Real-time monitoring of a fermentation process: linking yeast morphology to insulin production by image analysis

  • Katrin Pontius (Guest lecturer)

Activity: Talks and presentationsConference presentations

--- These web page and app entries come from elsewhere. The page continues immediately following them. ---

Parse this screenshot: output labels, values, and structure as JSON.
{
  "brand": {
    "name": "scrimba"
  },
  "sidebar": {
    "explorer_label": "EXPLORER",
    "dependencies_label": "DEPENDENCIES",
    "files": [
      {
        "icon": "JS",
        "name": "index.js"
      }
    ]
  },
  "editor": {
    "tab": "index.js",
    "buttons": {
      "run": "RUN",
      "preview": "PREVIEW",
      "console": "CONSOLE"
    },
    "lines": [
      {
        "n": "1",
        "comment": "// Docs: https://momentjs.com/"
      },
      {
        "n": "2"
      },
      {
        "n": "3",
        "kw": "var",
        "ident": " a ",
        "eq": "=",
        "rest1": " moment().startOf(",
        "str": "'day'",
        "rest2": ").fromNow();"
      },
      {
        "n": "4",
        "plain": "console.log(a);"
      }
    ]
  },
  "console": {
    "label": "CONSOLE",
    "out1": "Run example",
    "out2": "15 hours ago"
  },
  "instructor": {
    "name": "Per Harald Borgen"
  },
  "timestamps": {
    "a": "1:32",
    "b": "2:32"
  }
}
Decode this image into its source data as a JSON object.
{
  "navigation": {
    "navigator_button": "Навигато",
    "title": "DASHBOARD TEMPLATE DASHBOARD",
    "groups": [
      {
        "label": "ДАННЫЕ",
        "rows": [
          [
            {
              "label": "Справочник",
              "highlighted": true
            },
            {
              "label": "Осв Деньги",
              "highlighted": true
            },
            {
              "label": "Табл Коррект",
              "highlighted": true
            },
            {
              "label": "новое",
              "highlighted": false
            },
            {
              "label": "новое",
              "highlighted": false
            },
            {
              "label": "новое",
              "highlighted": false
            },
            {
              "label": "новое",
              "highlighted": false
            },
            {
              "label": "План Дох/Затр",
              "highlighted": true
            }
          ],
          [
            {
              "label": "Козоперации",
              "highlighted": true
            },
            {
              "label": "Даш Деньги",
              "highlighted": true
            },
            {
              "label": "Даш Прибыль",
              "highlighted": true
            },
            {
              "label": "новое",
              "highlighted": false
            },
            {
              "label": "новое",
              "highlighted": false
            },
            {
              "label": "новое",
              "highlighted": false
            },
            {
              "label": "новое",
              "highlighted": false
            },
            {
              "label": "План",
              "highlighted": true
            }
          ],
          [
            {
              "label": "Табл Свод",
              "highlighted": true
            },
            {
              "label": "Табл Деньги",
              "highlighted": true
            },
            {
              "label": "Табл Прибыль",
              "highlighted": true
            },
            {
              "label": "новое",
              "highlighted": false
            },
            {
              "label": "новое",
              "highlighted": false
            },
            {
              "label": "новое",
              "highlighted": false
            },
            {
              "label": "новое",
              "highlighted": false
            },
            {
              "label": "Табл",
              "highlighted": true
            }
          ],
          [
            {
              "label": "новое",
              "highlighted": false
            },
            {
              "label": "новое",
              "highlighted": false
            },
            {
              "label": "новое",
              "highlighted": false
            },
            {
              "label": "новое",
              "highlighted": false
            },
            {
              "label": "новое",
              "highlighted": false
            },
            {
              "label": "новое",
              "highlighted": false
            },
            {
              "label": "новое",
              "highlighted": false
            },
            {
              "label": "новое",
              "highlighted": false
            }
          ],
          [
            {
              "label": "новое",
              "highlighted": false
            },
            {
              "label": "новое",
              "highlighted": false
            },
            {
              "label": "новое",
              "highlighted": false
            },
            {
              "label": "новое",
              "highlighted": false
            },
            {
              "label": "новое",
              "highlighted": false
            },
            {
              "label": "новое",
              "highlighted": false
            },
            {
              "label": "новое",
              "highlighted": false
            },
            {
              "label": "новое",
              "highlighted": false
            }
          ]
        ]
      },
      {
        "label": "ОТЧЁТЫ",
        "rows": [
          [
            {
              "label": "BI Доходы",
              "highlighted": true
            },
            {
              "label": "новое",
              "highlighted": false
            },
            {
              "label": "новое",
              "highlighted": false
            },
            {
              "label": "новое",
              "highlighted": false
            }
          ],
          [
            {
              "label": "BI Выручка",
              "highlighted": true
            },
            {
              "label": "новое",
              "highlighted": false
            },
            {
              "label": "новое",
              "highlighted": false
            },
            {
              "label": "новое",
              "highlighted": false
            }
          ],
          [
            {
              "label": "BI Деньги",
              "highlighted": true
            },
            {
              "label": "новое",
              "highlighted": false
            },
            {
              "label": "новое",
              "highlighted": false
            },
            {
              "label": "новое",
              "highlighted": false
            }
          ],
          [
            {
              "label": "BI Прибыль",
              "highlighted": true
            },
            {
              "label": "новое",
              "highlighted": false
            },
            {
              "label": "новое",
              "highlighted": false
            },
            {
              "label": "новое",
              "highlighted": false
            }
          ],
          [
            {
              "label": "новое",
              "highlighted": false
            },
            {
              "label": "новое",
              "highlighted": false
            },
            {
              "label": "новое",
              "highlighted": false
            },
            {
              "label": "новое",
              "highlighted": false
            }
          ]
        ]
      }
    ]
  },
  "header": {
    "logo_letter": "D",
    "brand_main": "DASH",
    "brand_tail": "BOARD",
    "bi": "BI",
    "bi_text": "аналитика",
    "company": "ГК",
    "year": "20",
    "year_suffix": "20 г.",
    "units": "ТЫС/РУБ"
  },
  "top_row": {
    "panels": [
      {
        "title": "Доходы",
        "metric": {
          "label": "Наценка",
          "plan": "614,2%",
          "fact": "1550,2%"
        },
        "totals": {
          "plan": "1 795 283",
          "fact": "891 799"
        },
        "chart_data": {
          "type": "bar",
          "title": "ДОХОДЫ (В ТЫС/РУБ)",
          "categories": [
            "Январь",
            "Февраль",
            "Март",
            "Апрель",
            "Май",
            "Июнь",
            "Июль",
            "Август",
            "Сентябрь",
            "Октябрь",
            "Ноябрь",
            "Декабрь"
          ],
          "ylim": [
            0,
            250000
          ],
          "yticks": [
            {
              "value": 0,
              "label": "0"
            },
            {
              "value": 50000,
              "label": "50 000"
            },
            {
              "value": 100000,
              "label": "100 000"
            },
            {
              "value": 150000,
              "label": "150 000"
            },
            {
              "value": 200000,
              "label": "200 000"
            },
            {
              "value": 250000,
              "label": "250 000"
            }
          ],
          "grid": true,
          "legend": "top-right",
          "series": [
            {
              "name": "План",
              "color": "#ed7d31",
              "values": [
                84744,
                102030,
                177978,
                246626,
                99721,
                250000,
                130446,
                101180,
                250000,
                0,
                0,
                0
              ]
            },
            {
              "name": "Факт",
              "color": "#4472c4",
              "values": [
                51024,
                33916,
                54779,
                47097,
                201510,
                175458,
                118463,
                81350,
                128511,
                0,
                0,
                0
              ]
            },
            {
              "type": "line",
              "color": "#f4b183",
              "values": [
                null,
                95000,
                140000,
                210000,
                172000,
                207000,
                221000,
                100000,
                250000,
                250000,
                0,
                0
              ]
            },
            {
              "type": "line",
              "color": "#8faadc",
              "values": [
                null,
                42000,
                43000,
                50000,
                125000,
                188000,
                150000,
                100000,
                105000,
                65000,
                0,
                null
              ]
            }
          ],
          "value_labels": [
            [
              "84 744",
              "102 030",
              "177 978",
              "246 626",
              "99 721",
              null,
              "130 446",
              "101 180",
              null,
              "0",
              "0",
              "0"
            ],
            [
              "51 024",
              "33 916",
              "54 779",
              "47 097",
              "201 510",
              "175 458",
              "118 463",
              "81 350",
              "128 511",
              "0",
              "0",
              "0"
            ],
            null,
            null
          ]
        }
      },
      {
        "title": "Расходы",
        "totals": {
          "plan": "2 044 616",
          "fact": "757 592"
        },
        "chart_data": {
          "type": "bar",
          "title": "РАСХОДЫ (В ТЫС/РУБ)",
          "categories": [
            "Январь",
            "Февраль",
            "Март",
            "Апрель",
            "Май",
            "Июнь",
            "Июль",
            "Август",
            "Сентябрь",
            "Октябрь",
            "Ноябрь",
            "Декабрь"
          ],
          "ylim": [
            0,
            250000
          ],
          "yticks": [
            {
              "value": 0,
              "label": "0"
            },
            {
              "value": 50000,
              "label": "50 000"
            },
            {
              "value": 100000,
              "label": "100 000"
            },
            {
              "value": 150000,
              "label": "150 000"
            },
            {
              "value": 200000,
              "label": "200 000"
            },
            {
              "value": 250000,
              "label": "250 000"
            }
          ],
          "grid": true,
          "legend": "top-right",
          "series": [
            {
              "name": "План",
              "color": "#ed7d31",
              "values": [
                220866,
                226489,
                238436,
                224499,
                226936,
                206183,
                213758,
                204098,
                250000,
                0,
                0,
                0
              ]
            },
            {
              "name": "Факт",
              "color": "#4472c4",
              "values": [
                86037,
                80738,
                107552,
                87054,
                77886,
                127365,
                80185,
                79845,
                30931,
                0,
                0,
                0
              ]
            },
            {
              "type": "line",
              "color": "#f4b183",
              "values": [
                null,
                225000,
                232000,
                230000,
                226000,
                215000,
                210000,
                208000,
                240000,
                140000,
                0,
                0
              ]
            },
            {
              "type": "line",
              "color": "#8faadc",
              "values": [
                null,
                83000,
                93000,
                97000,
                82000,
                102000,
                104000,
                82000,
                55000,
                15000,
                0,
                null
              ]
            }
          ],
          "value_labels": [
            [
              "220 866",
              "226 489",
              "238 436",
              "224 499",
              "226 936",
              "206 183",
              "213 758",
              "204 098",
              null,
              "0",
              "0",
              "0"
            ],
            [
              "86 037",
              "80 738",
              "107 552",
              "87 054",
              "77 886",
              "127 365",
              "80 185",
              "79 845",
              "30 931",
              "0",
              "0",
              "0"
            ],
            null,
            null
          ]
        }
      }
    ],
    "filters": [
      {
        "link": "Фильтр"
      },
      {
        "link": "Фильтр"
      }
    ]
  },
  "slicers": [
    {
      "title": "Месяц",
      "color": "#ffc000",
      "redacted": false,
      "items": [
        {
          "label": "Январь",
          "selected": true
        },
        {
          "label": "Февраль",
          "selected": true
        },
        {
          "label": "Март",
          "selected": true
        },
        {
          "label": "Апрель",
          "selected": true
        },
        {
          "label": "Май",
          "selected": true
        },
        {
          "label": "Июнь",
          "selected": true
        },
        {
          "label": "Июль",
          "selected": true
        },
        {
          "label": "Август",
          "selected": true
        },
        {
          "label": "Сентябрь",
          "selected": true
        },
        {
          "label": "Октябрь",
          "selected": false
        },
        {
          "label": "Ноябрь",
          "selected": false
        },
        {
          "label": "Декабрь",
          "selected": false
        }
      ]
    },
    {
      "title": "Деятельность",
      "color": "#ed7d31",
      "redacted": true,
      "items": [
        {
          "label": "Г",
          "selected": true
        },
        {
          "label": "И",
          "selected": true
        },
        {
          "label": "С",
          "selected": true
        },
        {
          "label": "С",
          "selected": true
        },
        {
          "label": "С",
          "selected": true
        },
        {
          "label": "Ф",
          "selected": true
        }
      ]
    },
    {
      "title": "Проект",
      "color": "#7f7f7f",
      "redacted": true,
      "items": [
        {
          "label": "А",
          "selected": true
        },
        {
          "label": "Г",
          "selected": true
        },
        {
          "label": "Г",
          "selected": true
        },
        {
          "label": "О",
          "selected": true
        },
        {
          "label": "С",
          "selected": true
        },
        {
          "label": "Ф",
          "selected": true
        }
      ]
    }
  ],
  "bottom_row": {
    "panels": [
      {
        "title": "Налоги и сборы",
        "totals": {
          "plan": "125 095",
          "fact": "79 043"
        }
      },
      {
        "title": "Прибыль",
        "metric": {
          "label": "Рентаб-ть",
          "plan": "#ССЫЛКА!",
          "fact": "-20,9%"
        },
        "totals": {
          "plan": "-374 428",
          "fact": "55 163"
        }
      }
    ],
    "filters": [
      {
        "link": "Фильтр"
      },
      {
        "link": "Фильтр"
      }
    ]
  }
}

Fermentation production processes are often the most complex step within bio-manufacturing. Nevertheless, due to a highly challenging environment inside the bioreactor, industrial fermentation processes are presently rather limited regarding analytical tools for process control. There is a deficit in suitable monitoring devices that can cope with the complexity of the dynamic fermentation environment without compromising the integral success of the process. Therefore, we want to take advantage of the recent advances in microscopy image analysis and evaluate its potential for on-/ at-line monitoring of yeast physiology. In yeast cultures, cell size (distribution) has been shown to be correlated with cell viability (dead/alive1, osmotically stressed2) and growth rate3. Furthermore, the cell size was recently correlated to the accumulation of an internal product (fatty acids) in microalgae4. Consequently, image analysis seems to be a promising tool for getting a snapshot of the physiological state of a yeast culture during a production process. The lately developed oCelloScope instrument5 enables rapid imaging and image analysis of a growing yeast culture. By analyzing images over the cultivation time we investigate the distribution dynamics of single cells, budding cells and cell aggregates, aiming at correlations between morphological features and process performance. Ideally, we want to develop a real-time monitoring tool that may be used in industrial bioprocess setups. Within this approach, methodologies for automatic distinction between image objects (single cells, budding cells, cell aggregates) are developed and first time trends of the morphology dynamics of an insulin production process are discussed. 1. Tibayrenc, P., Preziosi-Belloy, L., Roger, J. M. & Ghommidh, C. Assessing yeast viability from cell size measurements? J. Biotechnol. (2010). doi:10.1016/j.jbiotec.2010.06.019 2. Camisard, V., Brienne, J. P., Baussart, H., Hammann, J. & Suhr, H. Inline characterization of cell concentration and cell volume in agitated bioreactors using in situ microscopy: Application to volume variation induced by osmotic stress. Biotechnol. Bioeng. (2002). doi:10.1002/bit.10178 3. Tyson, C. B., Lord, P. G. & Wheals, A. E. Dependency of Size of Saccharomyces cerevisiae Cells on Growth Rate. J. Bacteriol. 138, 92–98 (1979). 4. Marbà-Ardébol, A.-M., Emmerich, J., Neubauer, P. & Junne, S. Single-cell-based monitoring of fatty acid accumulation in Crypthecodinium cohnii with three-dimensional holographic and in situ microscopy. Process Biochem. 52, 223–232 (2017). 5. Fredborg, M. et al. Real-time optical antimicrobial susceptibility testing. J. Clin. Microbiol. 51, 2047–2053 (2013).
Period1 Nov 2017
Event title12th Recent Advances in Fermentation Technology
Event typeConference
Conference number12
LocationBonita Springs, United States, FloridaShow on map